The author of the report, Robert Coker, a former aerospace engineer for NASA Marshall Space Flight Center, says solar flares are known to cause geomagnetic disturbances that have detrimental effects on satellite operations, GPS systems, high-frequency airplane communications and the electrical power grid.
Coker calls sun flares and other electromagnetic disruptions space weather events. Minor events occur almost yearly, he says, resulting in GPS disruptions and rerouting of aircraft. More significant events occur once a decade, with extended local outages. But an event like the Carrington solar storm might occur once a century – and we're due for a hit.
The 20th century did suffer major storms. The first was in May 1921, when the damage was limited to telegraph stations and underwater cables. The second, in 1989, had a more significant impact.
Dr. Sten Odenwald, a NASA astronomer, reported, "Within minutes, tangled magnetic forces on the sun had released a billion-ton cloud of gas. It was like the energy of thousands of nuclear bombs exploding at the same time. The storm cloud rushed out from the sun, straight towards Earth, at a million miles an hour. The solar flare that accompanied the outburst immediately caused short-wave radio interference, including the jamming of radio signals from Radio Free Europe into Russia. It was thought that the signals had been jammed by the Kremlin, but it was only the sun acting up!" The event caused a blackout that affected 6 million people in the province of Quebec, lasting nine hours.
Think back to 1989 – most of us still hadn’t even heard of the internet.
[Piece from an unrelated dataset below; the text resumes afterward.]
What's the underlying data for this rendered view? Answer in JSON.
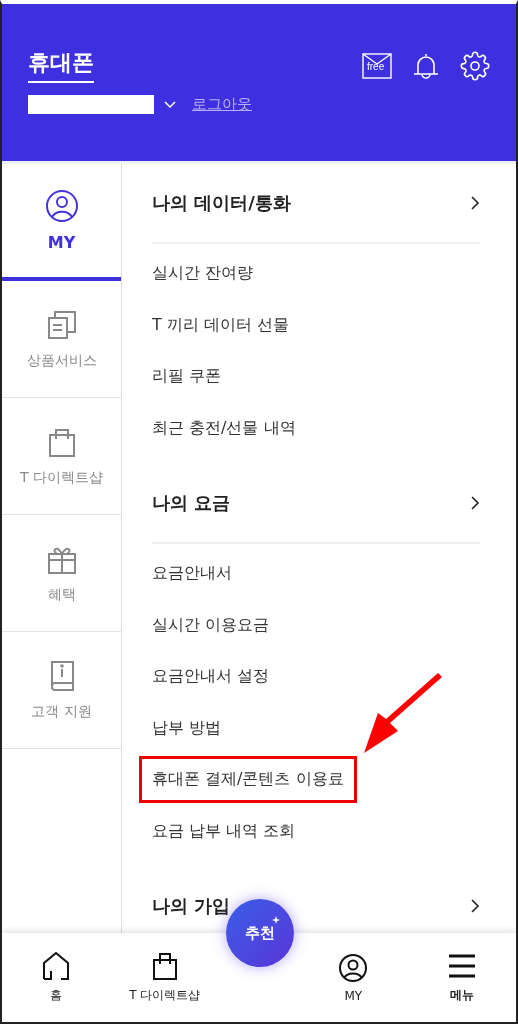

Imagine what would happen to today if a solar event shut down the web, online trading, the power grid itself. If the solar disruption came close to the size of the Carrington event, it could cripple aviation and the electronics in the cars we drive every day.
Even more worrying, this entire calamity could take place without warning, and the effects could last for months or even years, at a cost of more than $1 trillion, Coker says.
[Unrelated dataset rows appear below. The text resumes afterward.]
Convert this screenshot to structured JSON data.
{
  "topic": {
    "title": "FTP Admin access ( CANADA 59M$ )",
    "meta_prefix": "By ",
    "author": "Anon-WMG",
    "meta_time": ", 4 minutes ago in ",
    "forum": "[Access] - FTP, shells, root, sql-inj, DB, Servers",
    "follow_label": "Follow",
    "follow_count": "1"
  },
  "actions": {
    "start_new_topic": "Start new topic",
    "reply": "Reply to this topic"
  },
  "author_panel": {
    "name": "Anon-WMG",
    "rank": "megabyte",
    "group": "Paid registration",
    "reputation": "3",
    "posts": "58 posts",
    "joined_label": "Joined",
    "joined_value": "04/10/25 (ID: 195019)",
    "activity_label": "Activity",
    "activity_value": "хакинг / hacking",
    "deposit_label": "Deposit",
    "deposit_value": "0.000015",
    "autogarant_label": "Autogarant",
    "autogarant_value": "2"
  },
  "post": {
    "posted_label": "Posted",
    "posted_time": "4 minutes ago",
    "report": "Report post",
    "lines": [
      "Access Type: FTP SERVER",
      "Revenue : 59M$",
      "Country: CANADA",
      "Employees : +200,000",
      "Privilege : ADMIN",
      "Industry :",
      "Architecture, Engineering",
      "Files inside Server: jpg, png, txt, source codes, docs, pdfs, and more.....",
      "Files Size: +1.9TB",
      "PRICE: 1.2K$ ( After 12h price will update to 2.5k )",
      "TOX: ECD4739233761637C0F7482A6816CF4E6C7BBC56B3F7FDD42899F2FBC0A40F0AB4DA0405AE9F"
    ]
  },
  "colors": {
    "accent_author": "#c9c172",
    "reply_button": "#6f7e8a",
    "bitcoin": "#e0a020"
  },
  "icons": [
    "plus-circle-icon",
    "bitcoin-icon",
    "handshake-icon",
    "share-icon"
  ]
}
By now, you're probably thinking this sounds like a bad script for another Bruce Willis disaster film. Before you reach for your Xanax, there is hope that a consortium of global scientists, academicians, and industry leaders have developed a National Space Weather Strategy and Space Weather Action Plan that can mitigate the effects of a major solar storm.
Let’s just hope they don’t follow the sun.